## WHAT YOU ARE ASKED TO DO
On every line of the listing, check for "Codex"; copy the lines that have it.

## INFORMATION SHOWN
━━━━━━━━

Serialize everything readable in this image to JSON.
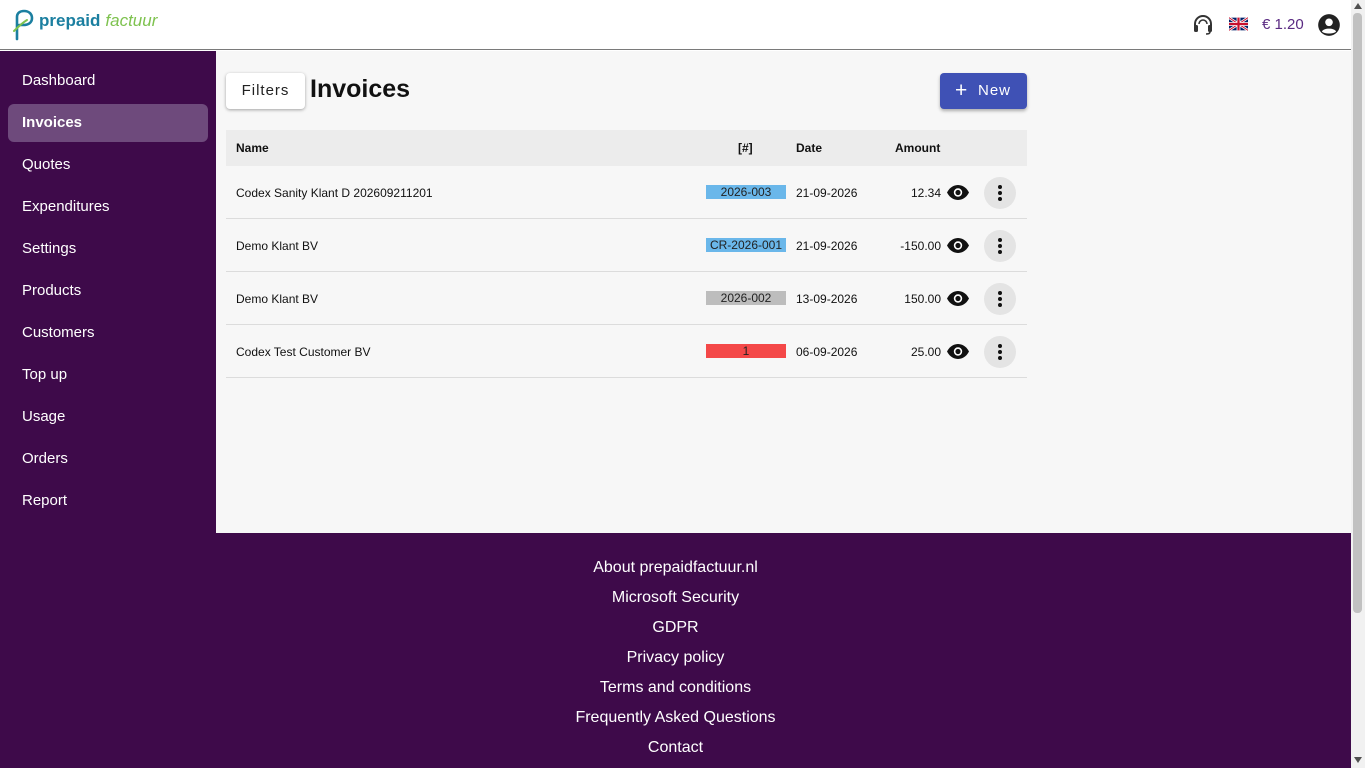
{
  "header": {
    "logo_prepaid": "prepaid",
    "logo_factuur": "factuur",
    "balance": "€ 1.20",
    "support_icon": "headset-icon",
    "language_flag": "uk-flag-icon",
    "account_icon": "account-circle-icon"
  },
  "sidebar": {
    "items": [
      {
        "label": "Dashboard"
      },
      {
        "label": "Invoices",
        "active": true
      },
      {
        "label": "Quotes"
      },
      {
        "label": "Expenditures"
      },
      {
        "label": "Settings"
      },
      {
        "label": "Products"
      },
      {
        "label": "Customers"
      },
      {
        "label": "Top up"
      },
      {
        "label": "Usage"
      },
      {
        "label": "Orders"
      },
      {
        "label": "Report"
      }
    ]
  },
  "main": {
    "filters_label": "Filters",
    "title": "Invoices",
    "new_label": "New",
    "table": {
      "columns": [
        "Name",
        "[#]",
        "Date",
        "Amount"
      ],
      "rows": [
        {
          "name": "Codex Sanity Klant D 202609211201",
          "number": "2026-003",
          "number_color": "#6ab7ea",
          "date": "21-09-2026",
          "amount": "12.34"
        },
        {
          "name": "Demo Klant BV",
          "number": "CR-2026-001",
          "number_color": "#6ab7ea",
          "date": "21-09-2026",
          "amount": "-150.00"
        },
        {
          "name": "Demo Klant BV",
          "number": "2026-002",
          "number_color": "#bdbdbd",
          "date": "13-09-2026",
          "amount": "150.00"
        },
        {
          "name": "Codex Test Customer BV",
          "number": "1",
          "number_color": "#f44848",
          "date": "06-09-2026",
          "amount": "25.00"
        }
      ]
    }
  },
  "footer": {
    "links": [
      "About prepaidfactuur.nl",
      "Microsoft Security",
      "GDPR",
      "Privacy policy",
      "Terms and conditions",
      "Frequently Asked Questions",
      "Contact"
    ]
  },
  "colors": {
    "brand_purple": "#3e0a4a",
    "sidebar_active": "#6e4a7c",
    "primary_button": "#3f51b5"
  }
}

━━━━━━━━

## RESULT
          "name": "Codex Sanity Klant D 202609211201",
          "name": "Codex Test Customer BV",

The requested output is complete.